Epithelial-mesenchymal transition as a mechanism for the progression of breast carcinoma
© Thiery et al. 2011
Published: 16 November 2011

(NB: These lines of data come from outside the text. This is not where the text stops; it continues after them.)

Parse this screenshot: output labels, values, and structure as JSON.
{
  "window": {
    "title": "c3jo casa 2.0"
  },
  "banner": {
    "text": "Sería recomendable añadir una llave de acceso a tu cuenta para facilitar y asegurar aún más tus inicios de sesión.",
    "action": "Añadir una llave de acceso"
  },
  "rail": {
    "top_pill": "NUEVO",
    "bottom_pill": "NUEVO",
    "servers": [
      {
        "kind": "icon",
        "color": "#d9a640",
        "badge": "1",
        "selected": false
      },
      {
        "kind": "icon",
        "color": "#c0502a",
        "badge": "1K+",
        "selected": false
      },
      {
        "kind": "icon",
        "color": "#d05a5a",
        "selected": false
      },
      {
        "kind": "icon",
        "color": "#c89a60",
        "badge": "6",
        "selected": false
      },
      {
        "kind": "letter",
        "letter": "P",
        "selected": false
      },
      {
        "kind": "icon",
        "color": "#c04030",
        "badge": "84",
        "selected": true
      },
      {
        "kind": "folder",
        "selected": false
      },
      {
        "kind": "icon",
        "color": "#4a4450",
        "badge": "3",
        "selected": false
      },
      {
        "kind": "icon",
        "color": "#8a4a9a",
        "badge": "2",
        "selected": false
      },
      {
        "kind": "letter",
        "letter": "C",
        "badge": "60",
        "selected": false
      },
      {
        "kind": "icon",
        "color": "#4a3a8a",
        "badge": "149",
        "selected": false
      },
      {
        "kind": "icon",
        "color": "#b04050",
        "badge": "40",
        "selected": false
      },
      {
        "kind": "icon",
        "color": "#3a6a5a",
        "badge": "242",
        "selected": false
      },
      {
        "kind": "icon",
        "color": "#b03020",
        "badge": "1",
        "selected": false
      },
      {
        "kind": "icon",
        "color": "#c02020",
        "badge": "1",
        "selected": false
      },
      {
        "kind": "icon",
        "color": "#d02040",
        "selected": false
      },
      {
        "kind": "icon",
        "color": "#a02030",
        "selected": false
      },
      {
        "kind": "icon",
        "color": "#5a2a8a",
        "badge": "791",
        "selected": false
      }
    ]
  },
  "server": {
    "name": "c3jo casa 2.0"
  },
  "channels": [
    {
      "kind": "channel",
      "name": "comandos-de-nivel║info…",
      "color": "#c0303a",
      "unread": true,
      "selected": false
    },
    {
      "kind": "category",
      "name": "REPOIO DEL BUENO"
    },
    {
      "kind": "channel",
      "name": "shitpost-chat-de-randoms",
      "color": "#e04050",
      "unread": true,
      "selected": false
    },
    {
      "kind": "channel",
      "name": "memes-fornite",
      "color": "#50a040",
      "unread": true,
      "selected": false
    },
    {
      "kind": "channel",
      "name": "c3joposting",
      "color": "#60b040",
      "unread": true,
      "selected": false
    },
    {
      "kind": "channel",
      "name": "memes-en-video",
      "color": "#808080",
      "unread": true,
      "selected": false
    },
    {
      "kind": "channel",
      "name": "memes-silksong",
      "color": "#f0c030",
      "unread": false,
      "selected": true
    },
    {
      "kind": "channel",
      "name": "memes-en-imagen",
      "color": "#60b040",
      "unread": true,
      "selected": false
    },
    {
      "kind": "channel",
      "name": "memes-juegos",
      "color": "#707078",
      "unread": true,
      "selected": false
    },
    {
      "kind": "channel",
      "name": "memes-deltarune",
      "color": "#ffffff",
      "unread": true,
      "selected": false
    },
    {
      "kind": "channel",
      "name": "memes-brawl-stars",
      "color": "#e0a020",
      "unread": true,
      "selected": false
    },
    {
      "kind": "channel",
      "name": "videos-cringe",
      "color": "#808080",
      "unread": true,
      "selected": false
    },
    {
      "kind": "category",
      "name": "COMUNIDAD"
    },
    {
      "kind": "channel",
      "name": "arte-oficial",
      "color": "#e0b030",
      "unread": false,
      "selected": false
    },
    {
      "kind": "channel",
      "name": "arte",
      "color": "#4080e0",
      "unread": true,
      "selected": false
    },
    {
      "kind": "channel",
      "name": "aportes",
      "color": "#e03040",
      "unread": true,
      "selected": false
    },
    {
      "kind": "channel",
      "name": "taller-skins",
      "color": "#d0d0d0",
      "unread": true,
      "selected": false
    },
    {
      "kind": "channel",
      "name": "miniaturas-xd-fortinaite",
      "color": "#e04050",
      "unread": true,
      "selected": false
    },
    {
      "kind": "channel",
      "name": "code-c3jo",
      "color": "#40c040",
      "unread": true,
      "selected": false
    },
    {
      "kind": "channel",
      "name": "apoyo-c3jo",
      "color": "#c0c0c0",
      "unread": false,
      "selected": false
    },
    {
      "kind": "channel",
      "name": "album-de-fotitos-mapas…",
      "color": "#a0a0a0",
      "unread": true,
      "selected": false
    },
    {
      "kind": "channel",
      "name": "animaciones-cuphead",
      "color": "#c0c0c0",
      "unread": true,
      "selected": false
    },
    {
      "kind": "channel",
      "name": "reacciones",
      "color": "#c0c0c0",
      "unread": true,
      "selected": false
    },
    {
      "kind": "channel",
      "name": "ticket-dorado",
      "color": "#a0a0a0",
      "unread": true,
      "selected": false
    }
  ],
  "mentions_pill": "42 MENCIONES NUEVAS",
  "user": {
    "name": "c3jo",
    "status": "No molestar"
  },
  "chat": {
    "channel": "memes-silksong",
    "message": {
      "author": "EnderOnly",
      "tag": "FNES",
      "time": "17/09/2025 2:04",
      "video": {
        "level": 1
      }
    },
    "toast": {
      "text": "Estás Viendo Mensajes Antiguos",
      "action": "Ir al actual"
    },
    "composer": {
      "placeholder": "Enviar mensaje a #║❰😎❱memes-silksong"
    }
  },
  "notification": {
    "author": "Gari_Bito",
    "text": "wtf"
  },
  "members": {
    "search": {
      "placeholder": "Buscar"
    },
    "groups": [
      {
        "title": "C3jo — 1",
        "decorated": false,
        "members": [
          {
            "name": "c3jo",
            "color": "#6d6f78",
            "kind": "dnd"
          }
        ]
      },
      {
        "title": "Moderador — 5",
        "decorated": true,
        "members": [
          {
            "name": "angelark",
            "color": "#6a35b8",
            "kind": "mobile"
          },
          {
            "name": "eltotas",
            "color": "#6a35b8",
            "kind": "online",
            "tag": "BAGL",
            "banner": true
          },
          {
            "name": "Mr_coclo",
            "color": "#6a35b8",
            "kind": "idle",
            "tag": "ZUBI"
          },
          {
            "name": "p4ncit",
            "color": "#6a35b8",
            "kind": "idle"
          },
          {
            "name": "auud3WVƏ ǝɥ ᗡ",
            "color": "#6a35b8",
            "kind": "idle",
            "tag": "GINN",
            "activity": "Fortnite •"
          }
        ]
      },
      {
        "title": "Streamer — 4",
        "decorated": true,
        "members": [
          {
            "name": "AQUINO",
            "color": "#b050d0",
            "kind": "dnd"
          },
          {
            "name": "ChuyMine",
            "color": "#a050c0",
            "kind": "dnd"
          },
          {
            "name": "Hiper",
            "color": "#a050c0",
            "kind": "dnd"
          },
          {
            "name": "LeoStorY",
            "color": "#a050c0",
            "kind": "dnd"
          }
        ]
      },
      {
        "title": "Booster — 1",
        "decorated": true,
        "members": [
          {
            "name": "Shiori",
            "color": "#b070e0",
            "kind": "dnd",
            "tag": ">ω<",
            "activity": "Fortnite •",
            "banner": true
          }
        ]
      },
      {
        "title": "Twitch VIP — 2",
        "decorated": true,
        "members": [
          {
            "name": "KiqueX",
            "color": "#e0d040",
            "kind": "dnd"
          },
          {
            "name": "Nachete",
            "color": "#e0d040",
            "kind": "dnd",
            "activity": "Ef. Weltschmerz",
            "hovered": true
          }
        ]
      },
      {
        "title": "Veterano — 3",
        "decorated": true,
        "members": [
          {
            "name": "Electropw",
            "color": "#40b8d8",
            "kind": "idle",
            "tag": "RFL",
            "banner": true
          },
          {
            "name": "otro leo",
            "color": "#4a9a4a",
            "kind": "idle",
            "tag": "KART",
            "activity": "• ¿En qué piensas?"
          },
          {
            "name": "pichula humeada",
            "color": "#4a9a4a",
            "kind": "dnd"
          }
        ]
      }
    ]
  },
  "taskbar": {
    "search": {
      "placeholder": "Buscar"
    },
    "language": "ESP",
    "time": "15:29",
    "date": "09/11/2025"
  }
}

Epithelial-mesenchymal transition (EMT) is a major process controlling multiple events during development. EMT has been conserved throughout evolution to control morphogenetic events, such as the formation of the three primary germ layers during gastrulation. Most interestingly, signal transduction pathways have been remarkably conserved in many different species. EMT pathways are also tightly connected to determination and differentiation programmes, and are reactivated in adult tissues following injury or exposure to toxic agents. EMT is likely to operate during the early stages of carcinoma invasion that lead to blood or lymph vessel intravasation. Mesenchymal-like carcinoma cells undergo a mesenchymal-to-epithelial transition in distant sites from the primary tumour and eventually become micrometastatic. We have characterised bone marrow micrometastases from breast cancer patients and found that the detection of micrometastatic carcinoma cells was associated with poorer distant metastasis-free survival, local relapse-free survival, and overall survival. Despite high rates of adjuvant systemic treatment and breast irradiation in this series, disseminated carcinoma cells remain a prognostic factor, in favour of the resistance to treatment of locally or distant disseminated cancer cells in bone marrow-positive patients. In addition, we detected micrometastatic carcinoma cells in patients with T1 tumours, suggesting that dissemination occurs much earlier during tumour progression than is generally accepted. Thus, bone marrow micrometastases should become a very useful prognostic indicator for relapse, and an excellent surrogate marker for patient's response to treatment. The mesenchymal-like state of carcinoma confers stemness, protection from cell death, escape from immune response and, most importantly, resistance to conventional and targeted therapies. Current strategies based on the EMT concept are aimed at designing new therapeutic approaches that interfere with the plasticity of carcinoma cells. Our laboratory has devised a high-content, high-throughput screen for EMT. Several combinations of drugs have been shown to selectively inhibit EMT. This strategy may be used to interfere with tumour progression, particularly in breast carcinomas that have acquired resistance to conventional therapies.